Now...I love Lou and I know he's a talented runner, but to be honest, it hadn't really occurred to me that he would be leading the race. We were caught off guard and hustled to get everything ready.

I ran out and met Lou, grabbed his bottle and led him into the aid station. I mixed his drink while Jo helped him get rid of extra layers and get a new shirt. When the stop was finished, he was headed up the ski slopes for the first real torture of his race. He was in and out in under 1 minute.

Lou coming into Lift House 5

Then we waited for the 2nd place runner. And waited...and waited...It was 8 minutes before the next runner came into the aid station!

We continued to watch 50k runners cycle through the aid station as I kept an eye on my watch.

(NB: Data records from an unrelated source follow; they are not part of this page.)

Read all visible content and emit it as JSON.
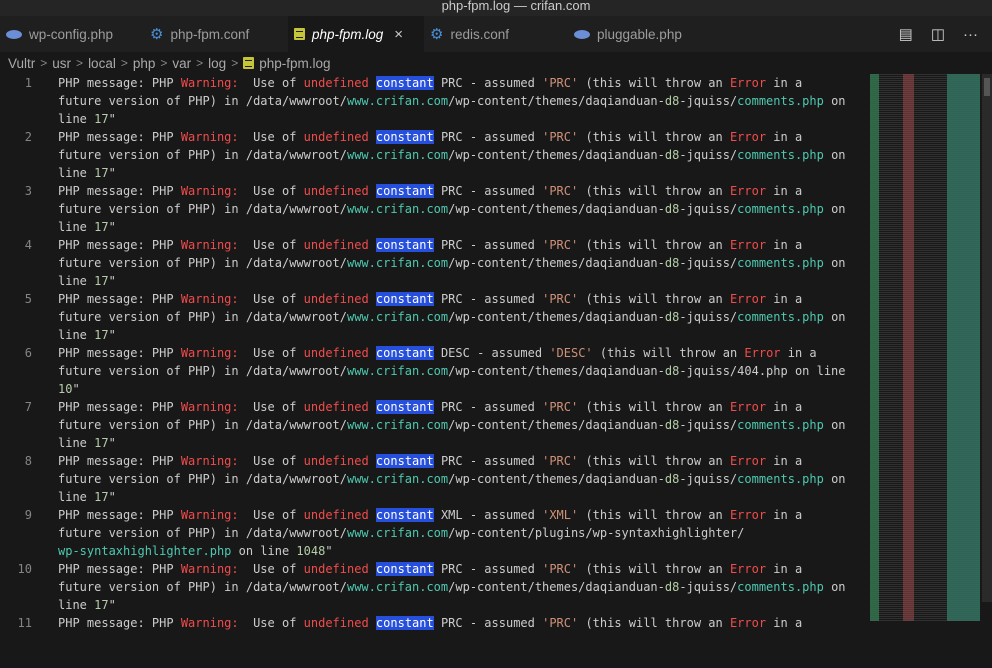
{
  "window": {
    "title": "php-fpm.log — crifan.com"
  },
  "tabs": [
    {
      "label": "wp-config.php",
      "icon": "php-icon"
    },
    {
      "label": "php-fpm.conf",
      "icon": "gear-icon"
    },
    {
      "label": "php-fpm.log",
      "icon": "log-file-icon",
      "active": true,
      "close": "×"
    },
    {
      "label": "redis.conf",
      "icon": "gear-icon"
    },
    {
      "label": "pluggable.php",
      "icon": "php-icon"
    }
  ],
  "actions": {
    "preview": "▤",
    "split": "◫",
    "more": "···"
  },
  "breadcrumb": [
    "Vultr",
    "usr",
    "local",
    "php",
    "var",
    "log",
    "php-fpm.log"
  ],
  "breadcrumb_sep": ">",
  "lines": [
    {
      "n": "1",
      "text": [
        "PHP message: PHP Warning:  Use of undefined constant PRC - assumed 'PRC' (this will throw an Error in a",
        "future version of PHP) in /data/wwwroot/www.crifan.com/wp-content/themes/daqianduan-d8-jquiss/comments.php on",
        "line 17\""
      ]
    },
    {
      "n": "2",
      "text": [
        "PHP message: PHP Warning:  Use of undefined constant PRC - assumed 'PRC' (this will throw an Error in a",
        "future version of PHP) in /data/wwwroot/www.crifan.com/wp-content/themes/daqianduan-d8-jquiss/comments.php on",
        "line 17\""
      ]
    },
    {
      "n": "3",
      "text": [
        "PHP message: PHP Warning:  Use of undefined constant PRC - assumed 'PRC' (this will throw an Error in a",
        "future version of PHP) in /data/wwwroot/www.crifan.com/wp-content/themes/daqianduan-d8-jquiss/comments.php on",
        "line 17\""
      ]
    },
    {
      "n": "4",
      "text": [
        "PHP message: PHP Warning:  Use of undefined constant PRC - assumed 'PRC' (this will throw an Error in a",
        "future version of PHP) in /data/wwwroot/www.crifan.com/wp-content/themes/daqianduan-d8-jquiss/comments.php on",
        "line 17\""
      ]
    },
    {
      "n": "5",
      "text": [
        "PHP message: PHP Warning:  Use of undefined constant PRC - assumed 'PRC' (this will throw an Error in a",
        "future version of PHP) in /data/wwwroot/www.crifan.com/wp-content/themes/daqianduan-d8-jquiss/comments.php on",
        "line 17\""
      ]
    },
    {
      "n": "6",
      "text": [
        "PHP message: PHP Warning:  Use of undefined constant DESC - assumed 'DESC' (this will throw an Error in a",
        "future version of PHP) in /data/wwwroot/www.crifan.com/wp-content/themes/daqianduan-d8-jquiss/404.php on line",
        "10\""
      ]
    },
    {
      "n": "7",
      "text": [
        "PHP message: PHP Warning:  Use of undefined constant PRC - assumed 'PRC' (this will throw an Error in a",
        "future version of PHP) in /data/wwwroot/www.crifan.com/wp-content/themes/daqianduan-d8-jquiss/comments.php on",
        "line 17\""
      ]
    },
    {
      "n": "8",
      "text": [
        "PHP message: PHP Warning:  Use of undefined constant PRC - assumed 'PRC' (this will throw an Error in a",
        "future version of PHP) in /data/wwwroot/www.crifan.com/wp-content/themes/daqianduan-d8-jquiss/comments.php on",
        "line 17\""
      ]
    },
    {
      "n": "9",
      "text": [
        "PHP message: PHP Warning:  Use of undefined constant XML - assumed 'XML' (this will throw an Error in a",
        "future version of PHP) in /data/wwwroot/www.crifan.com/wp-content/plugins/wp-syntaxhighlighter/",
        "wp-syntaxhighlighter.php on line 1048\""
      ]
    },
    {
      "n": "10",
      "text": [
        "PHP message: PHP Warning:  Use of undefined constant PRC - assumed 'PRC' (this will throw an Error in a",
        "future version of PHP) in /data/wwwroot/www.crifan.com/wp-content/themes/daqianduan-d8-jquiss/comments.php on",
        "line 17\""
      ]
    },
    {
      "n": "11",
      "text": [
        "PHP message: PHP Warning:  Use of undefined constant PRC - assumed 'PRC' (this will throw an Error in a"
      ]
    }
  ],
  "colors": {
    "error": "#f14c4c",
    "string": "#ce9178",
    "link": "#4ec9b0",
    "number": "#b5cea8",
    "highlight": "#264fdb"
  }
}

I had run this alpine loop yesterday and had an idea how long it would take Lou to finish it. As time approached, I headed down the trail and waited for him to come off the mountain. 

Running Lou back into Lift House 5

We got him into the aid station, mixed him up a fresh bottle and got him fed in less than a minute. In the 50k, the runners immediately turn around and go BACK UP the same alpine loop that they just ran. I ran out with Lou and discussed his lead. He looked great and had a solid pace.

Watching Lou head back up the mountain.

After sending him off, we waited once again for the next runner. This time it was 11 minutes before he came into the aid station. Lou was spreading the lead and still going strong.

After finishing his last run through the alpine loop, we fueled him up and sent him out of the Lift House 5 aid station for the last time. He was now 20 miles into the race and had stretched his lead to 15 minutes.

Jo and I headed to the Gravel Pit aid station to help him through his final stop. I went down the trail and met Lou as he topped out near the aid station. I grabbed his bottle, gave him an update on his lead, and ran him into the aid station.

Coming into the last aid station

Lou was looking strong, but I could see he was wearing down a bit. He had kept up a blistering pace and was close to the course record. He was also preoccupied with the gap between him and the 2nd place runner. I assured him he was going to win if he could keep upright and maintain a decent pace. At this point, the next runner would have to improve his pace by 3 minutes per mile just to catch a glimpse of Lou.

Out of curiosity, we waited around for the next runner before heading to the finish. Lou now had a 17 minute lead.

Jo and I headed to the finish line and anxiously waited for Lou. He eventually came into view on the other side of the lake and was running a solid pace. From our vantage point, we can see the runners for about a half mile. I kept scanning the trail behind Lou for signs of a threat to his win. It never materialized.

Lou barely missed the course record, but won the race in a very convincing manner. It was an amazing race to watch and we were all pretty excited.

Lou D'Onofrio winning the Virgil Crest 50k

Lou took the lead right away and never gave it up. These types of victories are rare and it was a very solid performance. Ironically, Lou signed up for the 50k on Thursday. He had only planned to have an easy run while pacing me in the 100 miler, yet he came out on short notice and destroyed this course. That says a lot about the talent in this man.

Celebrating after the win!

My temporary disappointment after deciding to drop down the 50 miler was completely overshadowed by what an amazing weekend we all had. I got to run a very tough race and ended up really enjoying the course. I got in a great training run that I really needed and I'll be better prepared for the Oil Creek 100. And we got to be a part of a defining race with a very good friend. 

The entire weekend at Virgil Crest defines "Epic" in my mind. 

It's time to enter into a period of rest and mental preparation as Oil Creek approaches. Maybe that race will give me a new perspective on "Epic"!

Happy Trails!


  1. Congrats! There is a lot of tough trail running to be found in Pa and Southern NY.

    1. Thanks Brian. I've run a lot of my toughest races in this region. Running out west is pretty amazing too, but the east coast ultras are equally amazing and challenging. Running through the hardwood forests in the fall is pretty tough to beat!